== WHAT YOU SHOULD DO ==
All lines in the records below with the word "true" must be returned.

== Segment start ==

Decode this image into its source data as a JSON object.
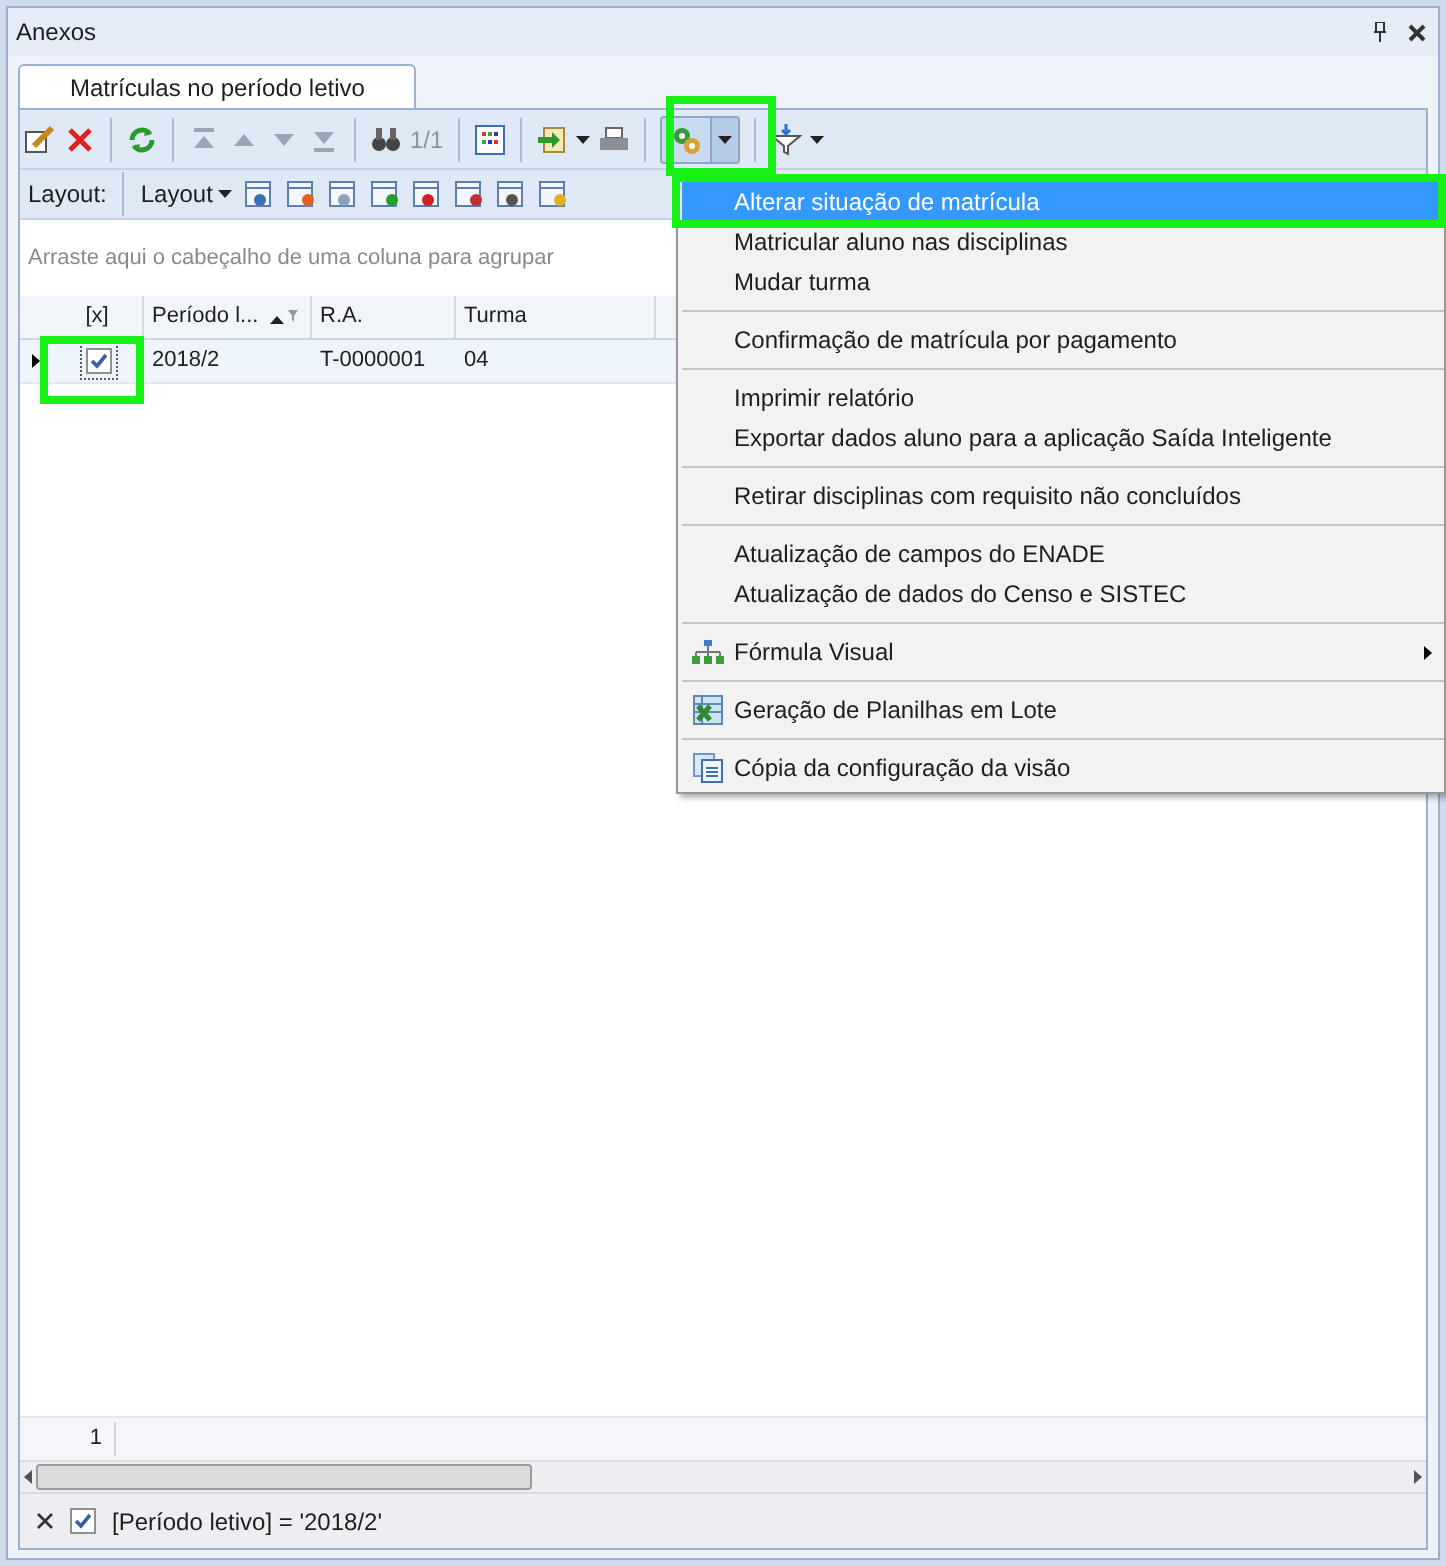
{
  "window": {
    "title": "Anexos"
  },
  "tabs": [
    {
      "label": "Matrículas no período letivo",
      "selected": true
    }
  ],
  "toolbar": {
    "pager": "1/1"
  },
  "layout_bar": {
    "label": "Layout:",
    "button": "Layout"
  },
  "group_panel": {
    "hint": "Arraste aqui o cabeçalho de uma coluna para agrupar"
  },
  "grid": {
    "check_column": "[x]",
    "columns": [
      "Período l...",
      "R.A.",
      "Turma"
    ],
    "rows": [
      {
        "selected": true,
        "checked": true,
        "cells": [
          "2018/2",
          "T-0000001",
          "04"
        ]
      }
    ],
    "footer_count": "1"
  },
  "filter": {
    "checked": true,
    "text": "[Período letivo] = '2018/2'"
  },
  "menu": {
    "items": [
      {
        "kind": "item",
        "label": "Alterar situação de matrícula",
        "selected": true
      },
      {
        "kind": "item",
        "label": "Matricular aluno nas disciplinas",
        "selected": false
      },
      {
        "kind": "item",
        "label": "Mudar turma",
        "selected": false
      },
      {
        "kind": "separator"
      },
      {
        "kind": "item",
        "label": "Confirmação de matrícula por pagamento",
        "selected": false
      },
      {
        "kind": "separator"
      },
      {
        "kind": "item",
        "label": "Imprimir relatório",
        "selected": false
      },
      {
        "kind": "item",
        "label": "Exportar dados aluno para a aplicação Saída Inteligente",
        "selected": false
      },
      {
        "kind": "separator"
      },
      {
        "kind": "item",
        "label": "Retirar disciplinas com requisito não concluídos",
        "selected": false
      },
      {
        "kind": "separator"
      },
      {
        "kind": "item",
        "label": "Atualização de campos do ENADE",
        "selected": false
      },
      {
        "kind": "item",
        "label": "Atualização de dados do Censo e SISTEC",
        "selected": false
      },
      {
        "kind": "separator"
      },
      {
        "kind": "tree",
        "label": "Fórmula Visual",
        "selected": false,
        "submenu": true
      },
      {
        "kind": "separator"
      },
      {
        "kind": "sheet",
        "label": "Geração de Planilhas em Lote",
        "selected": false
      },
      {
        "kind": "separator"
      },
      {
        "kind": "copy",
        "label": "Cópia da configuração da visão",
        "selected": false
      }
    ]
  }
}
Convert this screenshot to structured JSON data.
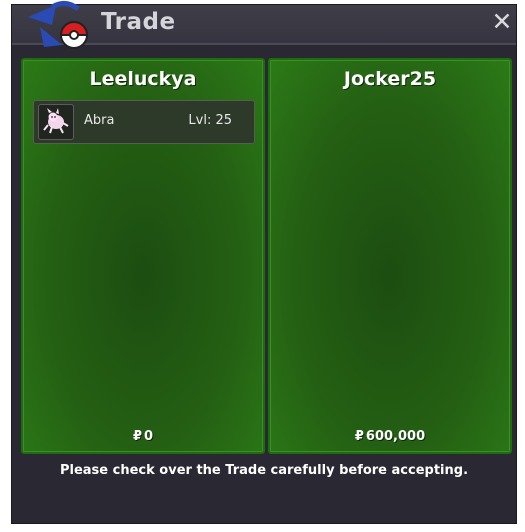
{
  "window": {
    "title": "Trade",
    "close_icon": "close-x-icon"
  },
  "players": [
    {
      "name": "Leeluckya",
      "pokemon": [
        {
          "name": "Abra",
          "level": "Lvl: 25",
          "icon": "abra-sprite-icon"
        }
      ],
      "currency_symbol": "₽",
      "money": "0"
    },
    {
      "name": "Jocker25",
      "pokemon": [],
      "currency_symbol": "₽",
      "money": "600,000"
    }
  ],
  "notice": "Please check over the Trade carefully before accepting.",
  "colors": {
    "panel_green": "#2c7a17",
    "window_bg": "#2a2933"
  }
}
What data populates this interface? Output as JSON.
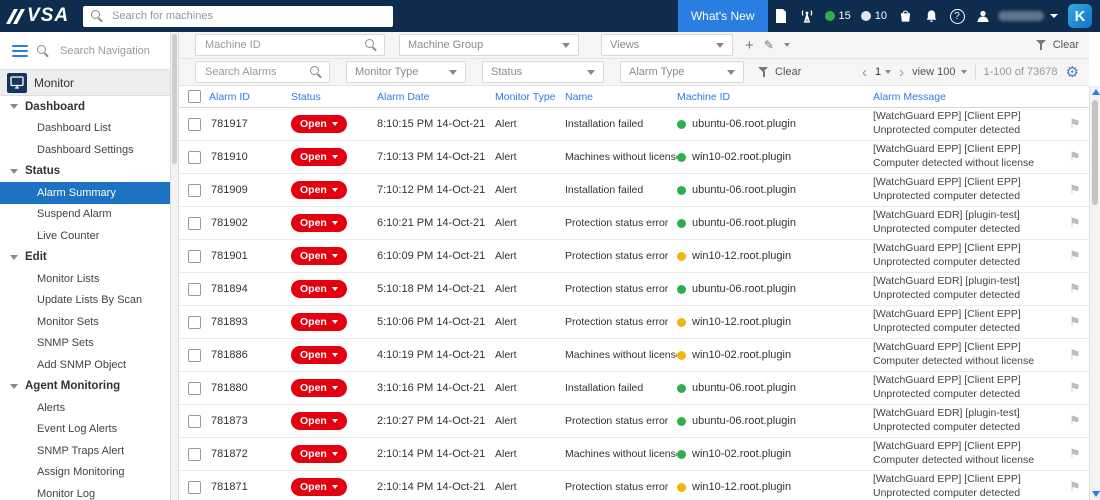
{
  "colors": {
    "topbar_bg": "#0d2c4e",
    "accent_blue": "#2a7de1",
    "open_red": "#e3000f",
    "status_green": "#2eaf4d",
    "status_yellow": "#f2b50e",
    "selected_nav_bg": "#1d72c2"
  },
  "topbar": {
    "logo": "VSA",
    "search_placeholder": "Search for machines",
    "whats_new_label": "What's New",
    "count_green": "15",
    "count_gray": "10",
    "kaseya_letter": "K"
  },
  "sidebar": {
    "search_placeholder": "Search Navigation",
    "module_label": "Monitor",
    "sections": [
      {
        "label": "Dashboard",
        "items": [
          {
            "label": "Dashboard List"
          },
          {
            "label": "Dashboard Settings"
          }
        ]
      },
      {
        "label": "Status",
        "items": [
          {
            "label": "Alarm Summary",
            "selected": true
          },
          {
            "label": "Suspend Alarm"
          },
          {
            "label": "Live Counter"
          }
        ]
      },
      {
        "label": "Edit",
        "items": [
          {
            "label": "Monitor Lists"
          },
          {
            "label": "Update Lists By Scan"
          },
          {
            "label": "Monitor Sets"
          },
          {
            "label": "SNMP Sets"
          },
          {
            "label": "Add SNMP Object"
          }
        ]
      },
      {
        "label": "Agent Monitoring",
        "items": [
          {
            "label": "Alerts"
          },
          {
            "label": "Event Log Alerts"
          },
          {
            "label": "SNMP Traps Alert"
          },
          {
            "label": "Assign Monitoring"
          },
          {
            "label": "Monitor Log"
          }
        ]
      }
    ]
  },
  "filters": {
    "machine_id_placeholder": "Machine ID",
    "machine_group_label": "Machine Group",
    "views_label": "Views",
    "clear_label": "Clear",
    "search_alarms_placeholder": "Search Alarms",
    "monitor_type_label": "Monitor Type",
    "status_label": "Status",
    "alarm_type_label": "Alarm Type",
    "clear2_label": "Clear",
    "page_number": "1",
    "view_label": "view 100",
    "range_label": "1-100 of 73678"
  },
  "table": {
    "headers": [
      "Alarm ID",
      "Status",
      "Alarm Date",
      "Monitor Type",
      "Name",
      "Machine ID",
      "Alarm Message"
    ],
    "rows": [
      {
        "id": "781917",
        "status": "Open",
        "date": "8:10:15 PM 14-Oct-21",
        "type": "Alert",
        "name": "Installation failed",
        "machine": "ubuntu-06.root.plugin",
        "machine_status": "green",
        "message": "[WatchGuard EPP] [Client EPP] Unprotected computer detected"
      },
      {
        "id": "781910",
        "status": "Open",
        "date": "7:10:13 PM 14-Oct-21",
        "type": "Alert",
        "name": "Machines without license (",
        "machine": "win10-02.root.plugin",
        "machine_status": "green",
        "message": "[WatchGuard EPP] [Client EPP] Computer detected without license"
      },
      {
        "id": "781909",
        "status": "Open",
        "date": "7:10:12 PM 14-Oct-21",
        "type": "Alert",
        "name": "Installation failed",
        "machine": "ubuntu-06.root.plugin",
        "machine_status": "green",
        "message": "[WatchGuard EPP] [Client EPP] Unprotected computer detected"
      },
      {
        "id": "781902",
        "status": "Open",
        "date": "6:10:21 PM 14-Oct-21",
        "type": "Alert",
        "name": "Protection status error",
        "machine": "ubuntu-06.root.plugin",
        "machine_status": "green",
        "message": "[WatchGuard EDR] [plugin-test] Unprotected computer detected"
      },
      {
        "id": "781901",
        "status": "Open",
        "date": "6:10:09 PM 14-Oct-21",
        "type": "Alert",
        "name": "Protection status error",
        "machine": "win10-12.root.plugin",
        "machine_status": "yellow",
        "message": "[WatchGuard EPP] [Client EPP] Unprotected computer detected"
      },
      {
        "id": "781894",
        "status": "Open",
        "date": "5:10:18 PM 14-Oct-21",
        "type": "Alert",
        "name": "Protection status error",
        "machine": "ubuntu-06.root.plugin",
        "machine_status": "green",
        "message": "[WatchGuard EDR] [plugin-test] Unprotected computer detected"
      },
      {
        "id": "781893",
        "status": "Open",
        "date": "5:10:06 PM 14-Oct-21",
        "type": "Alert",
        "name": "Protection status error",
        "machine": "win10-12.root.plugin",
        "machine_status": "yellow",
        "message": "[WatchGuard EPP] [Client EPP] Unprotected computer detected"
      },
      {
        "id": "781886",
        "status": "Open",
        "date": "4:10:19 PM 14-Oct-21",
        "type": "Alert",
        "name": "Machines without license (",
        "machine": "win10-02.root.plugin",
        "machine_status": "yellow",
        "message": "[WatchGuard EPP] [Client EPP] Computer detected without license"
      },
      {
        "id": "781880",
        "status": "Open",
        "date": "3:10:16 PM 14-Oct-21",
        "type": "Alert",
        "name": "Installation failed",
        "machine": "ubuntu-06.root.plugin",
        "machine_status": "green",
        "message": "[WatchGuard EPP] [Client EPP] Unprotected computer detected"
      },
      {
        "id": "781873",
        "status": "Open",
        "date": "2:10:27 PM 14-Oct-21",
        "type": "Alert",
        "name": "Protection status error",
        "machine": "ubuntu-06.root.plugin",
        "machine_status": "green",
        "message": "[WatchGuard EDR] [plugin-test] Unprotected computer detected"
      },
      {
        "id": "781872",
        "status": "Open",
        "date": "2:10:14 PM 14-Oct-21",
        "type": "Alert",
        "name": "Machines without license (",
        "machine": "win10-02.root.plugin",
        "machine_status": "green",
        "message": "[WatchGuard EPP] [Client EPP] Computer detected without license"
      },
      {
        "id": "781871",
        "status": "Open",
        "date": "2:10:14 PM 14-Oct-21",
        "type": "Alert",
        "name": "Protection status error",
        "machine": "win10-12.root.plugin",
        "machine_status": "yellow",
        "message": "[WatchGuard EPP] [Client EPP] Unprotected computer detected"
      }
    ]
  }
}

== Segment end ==

== RESPONSE TO THE TASK ==
      "selected": true
        "selected": true,
        "checked": true,
    "checked": true,
        "selected": true
        "submenu": true
            "selected": true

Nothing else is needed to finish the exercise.